The task: Pictures aside, repeat every entry exactly.

.....

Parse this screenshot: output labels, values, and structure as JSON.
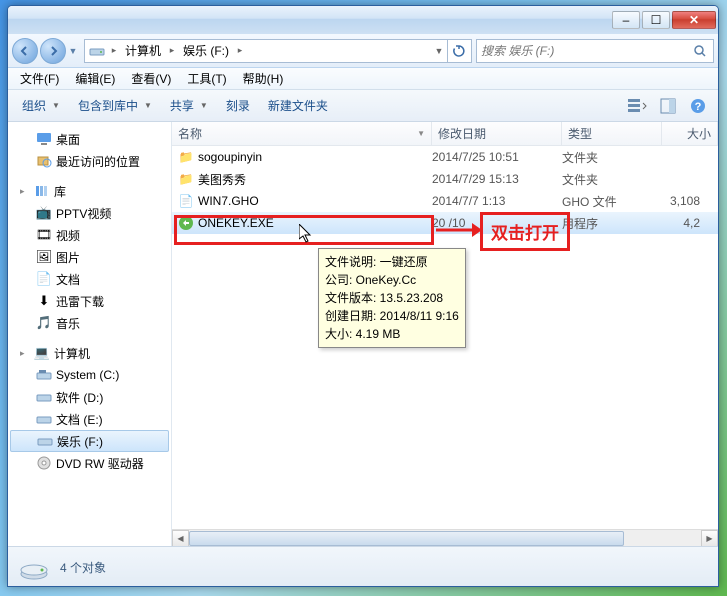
{
  "title_buttons": {
    "min": "–",
    "max": "☐",
    "close": "✕"
  },
  "breadcrumb": {
    "item1": "计算机",
    "item2": "娱乐 (F:)"
  },
  "search": {
    "placeholder": "搜索 娱乐 (F:)"
  },
  "menu": {
    "file": "文件(F)",
    "edit": "编辑(E)",
    "view": "查看(V)",
    "tools": "工具(T)",
    "help": "帮助(H)"
  },
  "toolbar": {
    "organize": "组织",
    "include": "包含到库中",
    "share": "共享",
    "burn": "刻录",
    "newfolder": "新建文件夹"
  },
  "sidebar": {
    "desktop": "桌面",
    "recent": "最近访问的位置",
    "lib": "库",
    "pptv": "PPTV视频",
    "video": "视频",
    "pictures": "图片",
    "docs": "文档",
    "xunlei": "迅雷下载",
    "music": "音乐",
    "computer": "计算机",
    "drive_c": "System (C:)",
    "drive_d": "软件 (D:)",
    "drive_e": "文档 (E:)",
    "drive_f": "娱乐 (F:)",
    "dvd": "DVD RW 驱动器"
  },
  "columns": {
    "name": "名称",
    "date": "修改日期",
    "type": "类型",
    "size": "大小"
  },
  "files": [
    {
      "name": "sogoupinyin",
      "date": "2014/7/25 10:51",
      "type": "文件夹",
      "size": "",
      "icon": "folder"
    },
    {
      "name": "美图秀秀",
      "date": "2014/7/29 15:13",
      "type": "文件夹",
      "size": "",
      "icon": "folder"
    },
    {
      "name": "WIN7.GHO",
      "date": "2014/7/7 1:13",
      "type": "GHO 文件",
      "size": "3,108",
      "icon": "file"
    },
    {
      "name": "ONEKEY.EXE",
      "date": "20    /10",
      "type": "用程序",
      "size": "4,2",
      "icon": "exe"
    }
  ],
  "tooltip": {
    "l1": "文件说明: 一键还原",
    "l2": "公司: OneKey.Cc",
    "l3": "文件版本: 13.5.23.208",
    "l4": "创建日期: 2014/8/11 9:16",
    "l5": "大小: 4.19 MB"
  },
  "annotation": {
    "label": "双击打开"
  },
  "status": {
    "text": "4 个对象"
  }
}
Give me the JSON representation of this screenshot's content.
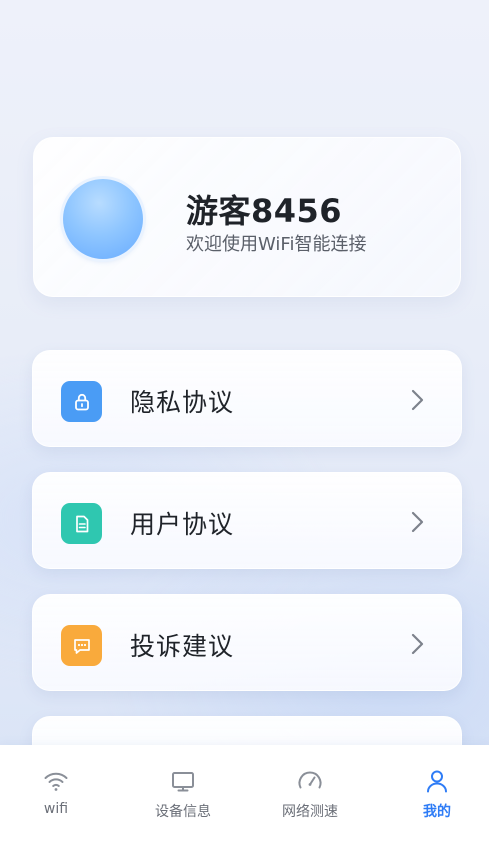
{
  "profile": {
    "username": "游客8456",
    "welcome": "欢迎使用WiFi智能连接"
  },
  "menu": [
    {
      "label": "隐私协议",
      "icon": "lock-icon",
      "color": "#4a9cf5"
    },
    {
      "label": "用户协议",
      "icon": "document-icon",
      "color": "#2fc7b0"
    },
    {
      "label": "投诉建议",
      "icon": "message-icon",
      "color": "#f9aa3c"
    }
  ],
  "tabbar": {
    "items": [
      {
        "label": "wifi",
        "icon": "wifi-icon"
      },
      {
        "label": "设备信息",
        "icon": "monitor-icon"
      },
      {
        "label": "网络测速",
        "icon": "speedometer-icon"
      },
      {
        "label": "我的",
        "icon": "user-icon",
        "active": true
      }
    ]
  },
  "colors": {
    "accent": "#2e7cf6",
    "text_primary": "#1f2329",
    "text_secondary": "#5a5f69",
    "tab_inactive": "#6b6f78"
  }
}
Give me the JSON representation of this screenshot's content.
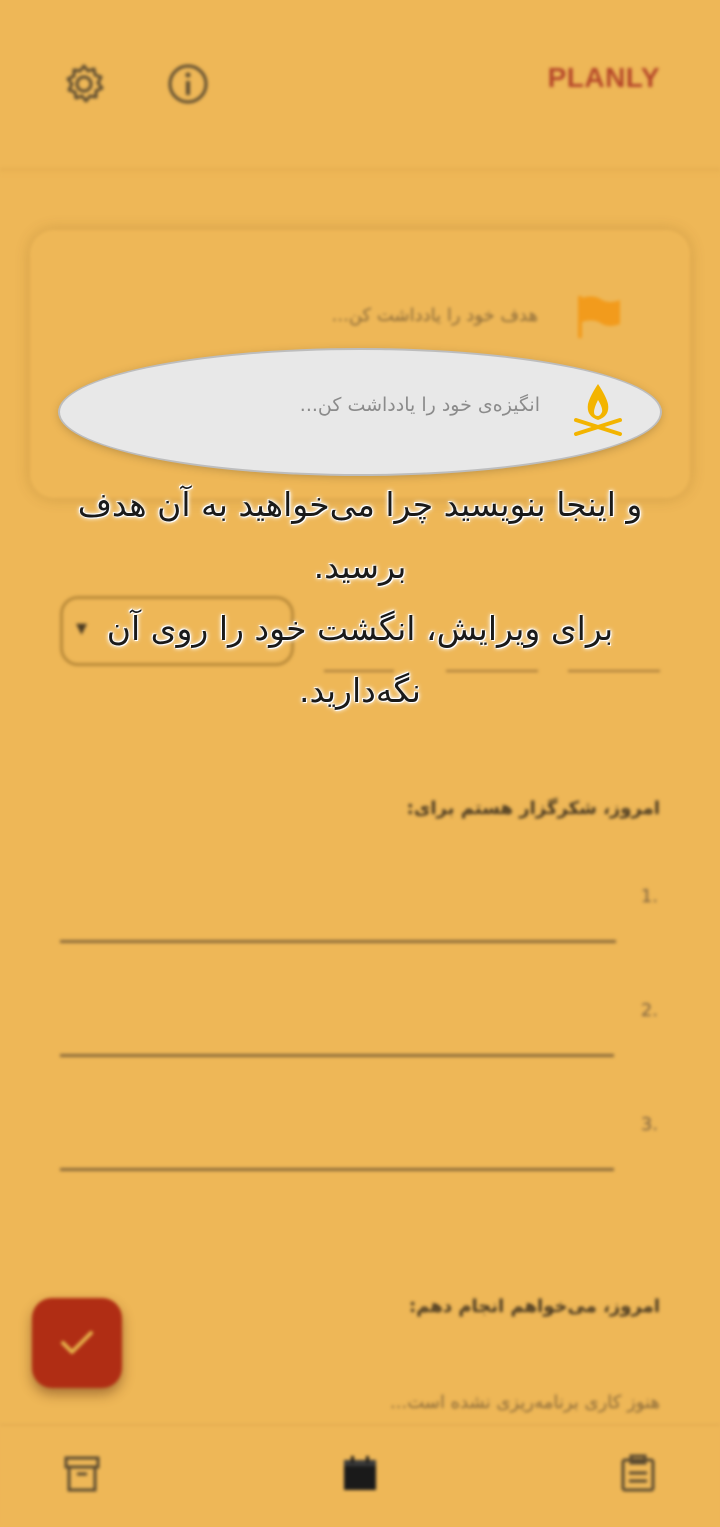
{
  "app": {
    "brand": "PLANLY"
  },
  "goal_card": {
    "goal_placeholder": "هدف خود را یادداشت کن...",
    "motivation_placeholder": "انگیزه‌ی خود را یادداشت کن..."
  },
  "gratitude": {
    "title": "امروز، شکرگزار هستم برای:",
    "items": [
      "1.",
      "2.",
      "3."
    ]
  },
  "today_tasks": {
    "title": "امروز، می‌خواهم انجام دهم:",
    "empty_text": "هنوز کاری برنامه‌ریزی نشده است..."
  },
  "tooltip": {
    "text": "و اینجا بنویسید چرا می‌خواهید به آن هدف برسید.\nبرای ویرایش، انگشت خود را روی آن نگه‌دارید."
  },
  "icons": {
    "settings": "gear-icon",
    "info": "info-icon",
    "flag": "flag-icon",
    "campfire": "campfire-icon",
    "fab": "checkmark-icon",
    "nav_left": "archive-icon",
    "nav_center": "calendar-icon",
    "nav_right": "clipboard-icon"
  },
  "colors": {
    "background": "#EEB757",
    "brand": "#B5482A",
    "fab": "#B02D14",
    "flag": "#F29B1C",
    "campfire": "#F3B400"
  }
}
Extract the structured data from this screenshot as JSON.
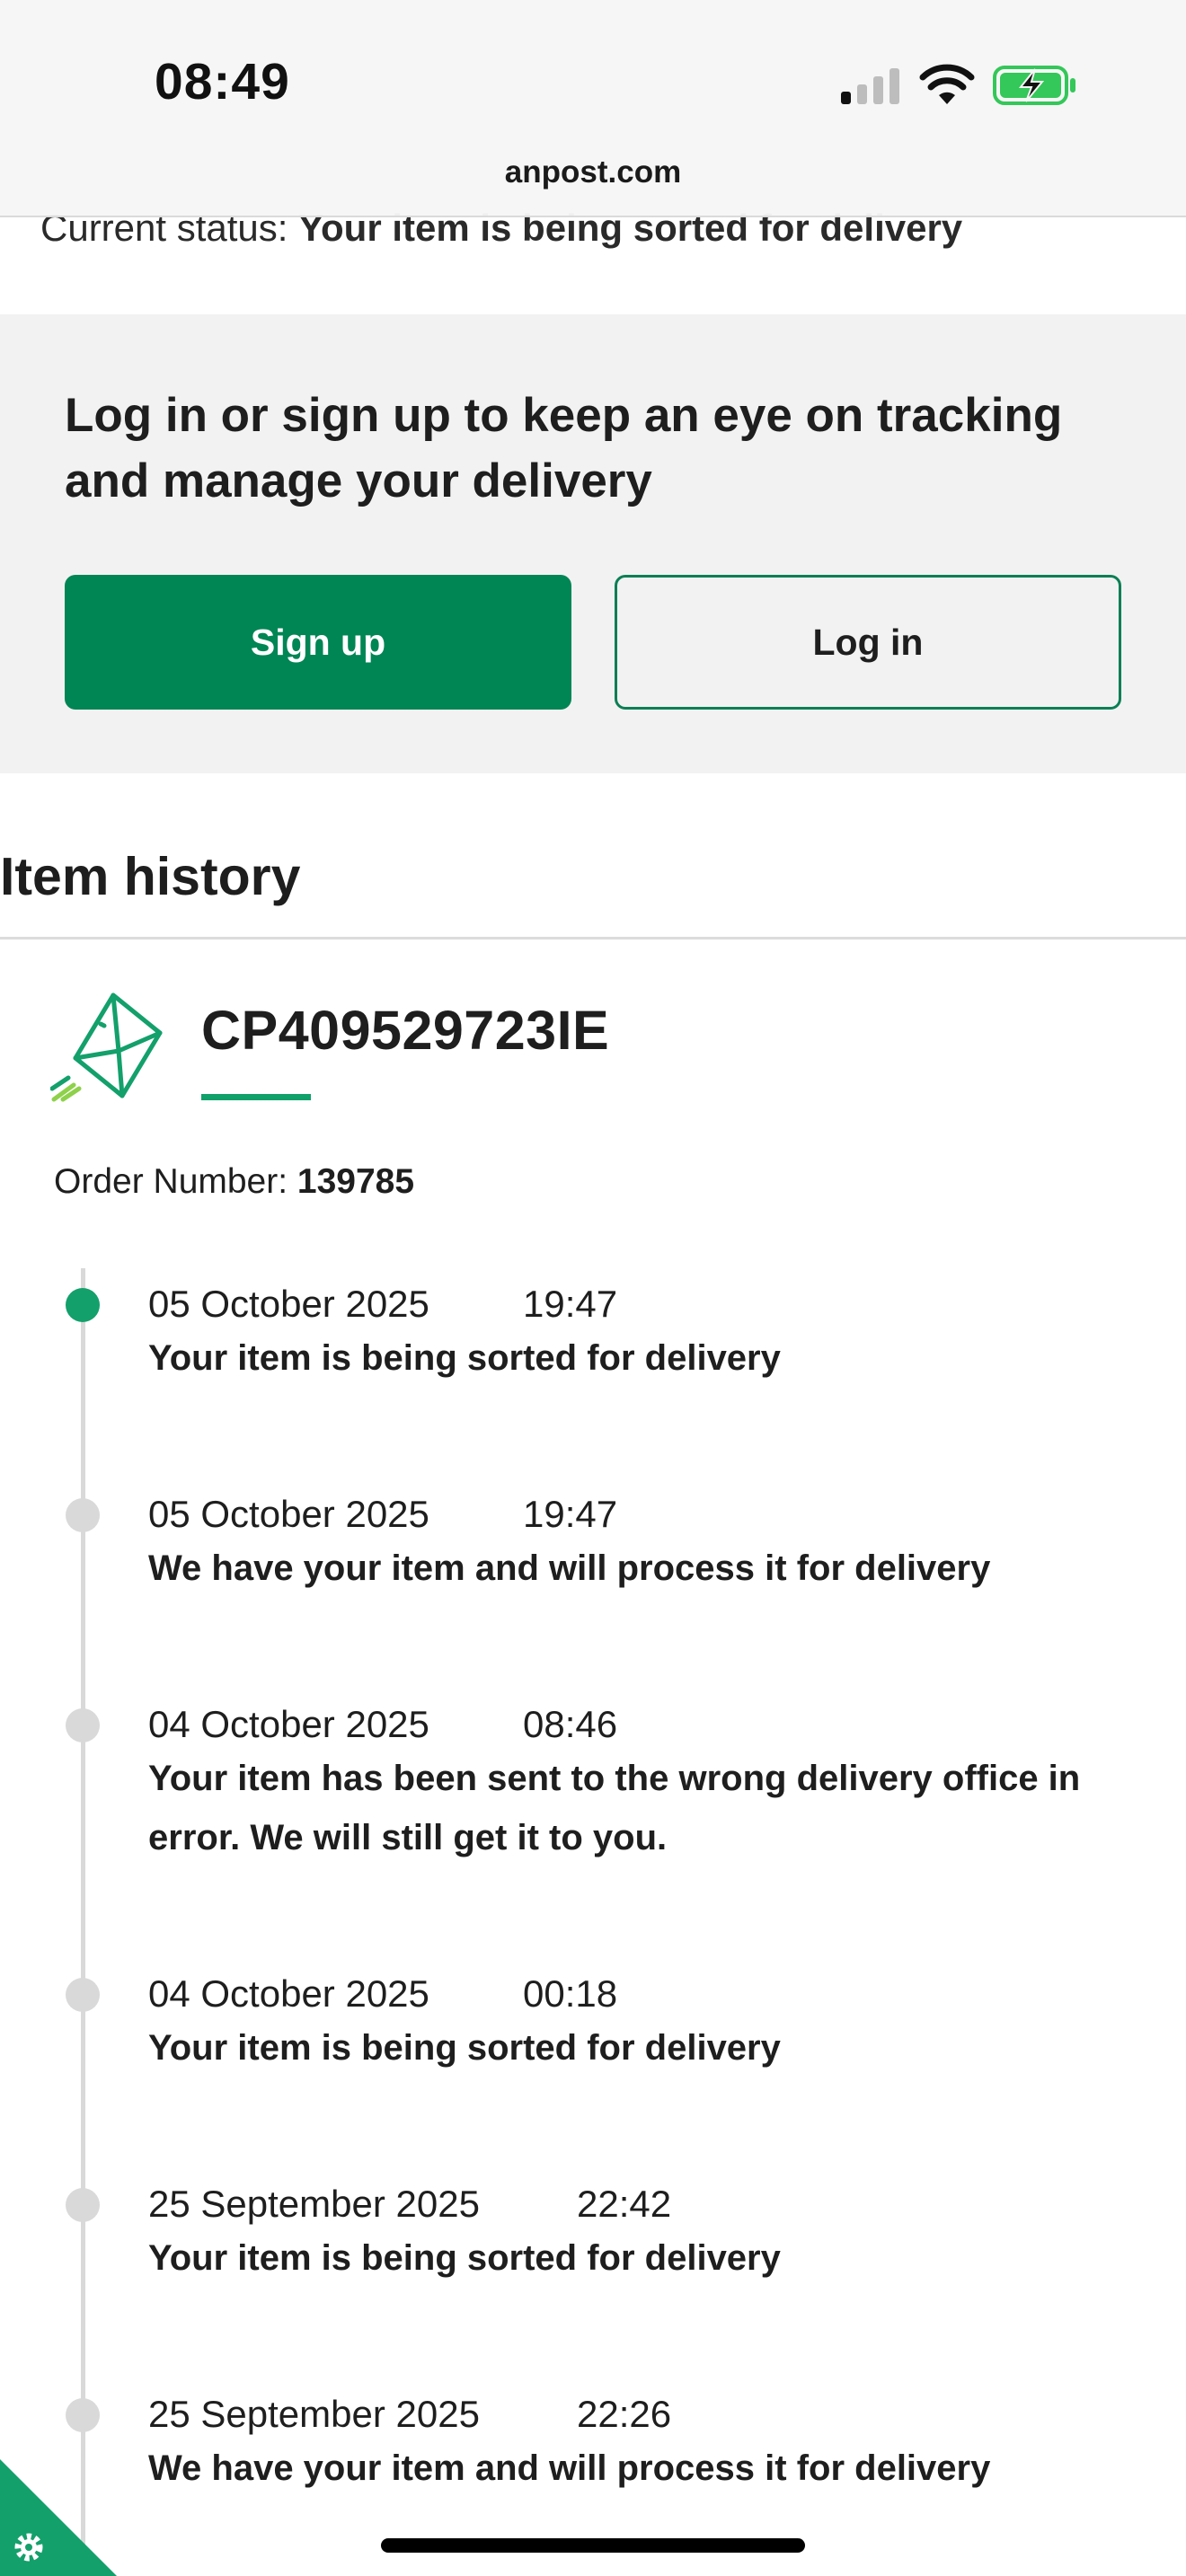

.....

Response for this exercise:
Parse this screenshot: output labels, values, and structure as JSON.
{
  "title_buttons": {
    "min": "–",
    "max": "☐",
    "close": "✕"
  },
  "breadcrumb": {
    "item1": "计算机",
    "item2": "娱乐 (F:)"
  },
  "search": {
    "placeholder": "搜索 娱乐 (F:)"
  },
  "menu": {
    "file": "文件(F)",
    "edit": "编辑(E)",
    "view": "查看(V)",
    "tools": "工具(T)",
    "help": "帮助(H)"
  },
  "toolbar": {
    "organize": "组织",
    "include": "包含到库中",
    "share": "共享",
    "burn": "刻录",
    "newfolder": "新建文件夹"
  },
  "sidebar": {
    "desktop": "桌面",
    "recent": "最近访问的位置",
    "lib": "库",
    "pptv": "PPTV视频",
    "video": "视频",
    "pictures": "图片",
    "docs": "文档",
    "xunlei": "迅雷下载",
    "music": "音乐",
    "computer": "计算机",
    "drive_c": "System (C:)",
    "drive_d": "软件 (D:)",
    "drive_e": "文档 (E:)",
    "drive_f": "娱乐 (F:)",
    "dvd": "DVD RW 驱动器"
  },
  "columns": {
    "name": "名称",
    "date": "修改日期",
    "type": "类型",
    "size": "大小"
  },
  "files": [
    {
      "name": "sogoupinyin",
      "date": "2014/7/25 10:51",
      "type": "文件夹",
      "size": "",
      "icon": "folder"
    },
    {
      "name": "美图秀秀",
      "date": "2014/7/29 15:13",
      "type": "文件夹",
      "size": "",
      "icon": "folder"
    },
    {
      "name": "WIN7.GHO",
      "date": "2014/7/7 1:13",
      "type": "GHO 文件",
      "size": "3,108",
      "icon": "file"
    },
    {
      "name": "ONEKEY.EXE",
      "date": "20    /10",
      "type": "用程序",
      "size": "4,2",
      "icon": "exe"
    }
  ],
  "tooltip": {
    "l1": "文件说明: 一键还原",
    "l2": "公司: OneKey.Cc",
    "l3": "文件版本: 13.5.23.208",
    "l4": "创建日期: 2014/8/11 9:16",
    "l5": "大小: 4.19 MB"
  },
  "annotation": {
    "label": "双击打开"
  },
  "status": {
    "text": "4 个对象"
  }
}
Give me the JSON representation of this screenshot's content.
{
  "profile": {
    "username": "游客8456",
    "welcome": "欢迎使用WiFi智能连接"
  },
  "menu": [
    {
      "label": "隐私协议",
      "icon": "lock-icon",
      "color": "#4a9cf5"
    },
    {
      "label": "用户协议",
      "icon": "document-icon",
      "color": "#2fc7b0"
    },
    {
      "label": "投诉建议",
      "icon": "message-icon",
      "color": "#f9aa3c"
    }
  ],
  "tabbar": {
    "items": [
      {
        "label": "wifi",
        "icon": "wifi-icon"
      },
      {
        "label": "设备信息",
        "icon": "monitor-icon"
      },
      {
        "label": "网络测速",
        "icon": "speedometer-icon"
      },
      {
        "label": "我的",
        "icon": "user-icon",
        "active": true
      }
    ]
  },
  "colors": {
    "accent": "#2e7cf6",
    "text_primary": "#1f2329",
    "text_secondary": "#5a5f69",
    "tab_inactive": "#6b6f78"
  }
}
Give me the JSON representation of this screenshot's content.
{
  "app": {
    "brand": "PLANLY"
  },
  "goal_card": {
    "goal_placeholder": "هدف خود را یادداشت کن...",
    "motivation_placeholder": "انگیزه‌ی خود را یادداشت کن..."
  },
  "gratitude": {
    "title": "امروز، شکرگزار هستم برای:",
    "items": [
      "1.",
      "2.",
      "3."
    ]
  },
  "today_tasks": {
    "title": "امروز، می‌خواهم انجام دهم:",
    "empty_text": "هنوز کاری برنامه‌ریزی نشده است..."
  },
  "tooltip": {
    "text": "و اینجا بنویسید چرا می‌خواهید به آن هدف برسید.\nبرای ویرایش، انگشت خود را روی آن نگه‌دارید."
  },
  "icons": {
    "settings": "gear-icon",
    "info": "info-icon",
    "flag": "flag-icon",
    "campfire": "campfire-icon",
    "fab": "checkmark-icon",
    "nav_left": "archive-icon",
    "nav_center": "calendar-icon",
    "nav_right": "clipboard-icon"
  },
  "colors": {
    "background": "#EEB757",
    "brand": "#B5482A",
    "fab": "#B02D14",
    "flag": "#F29B1C",
    "campfire": "#F3B400"
  }
}
Extract the structured data from this screenshot as JSON.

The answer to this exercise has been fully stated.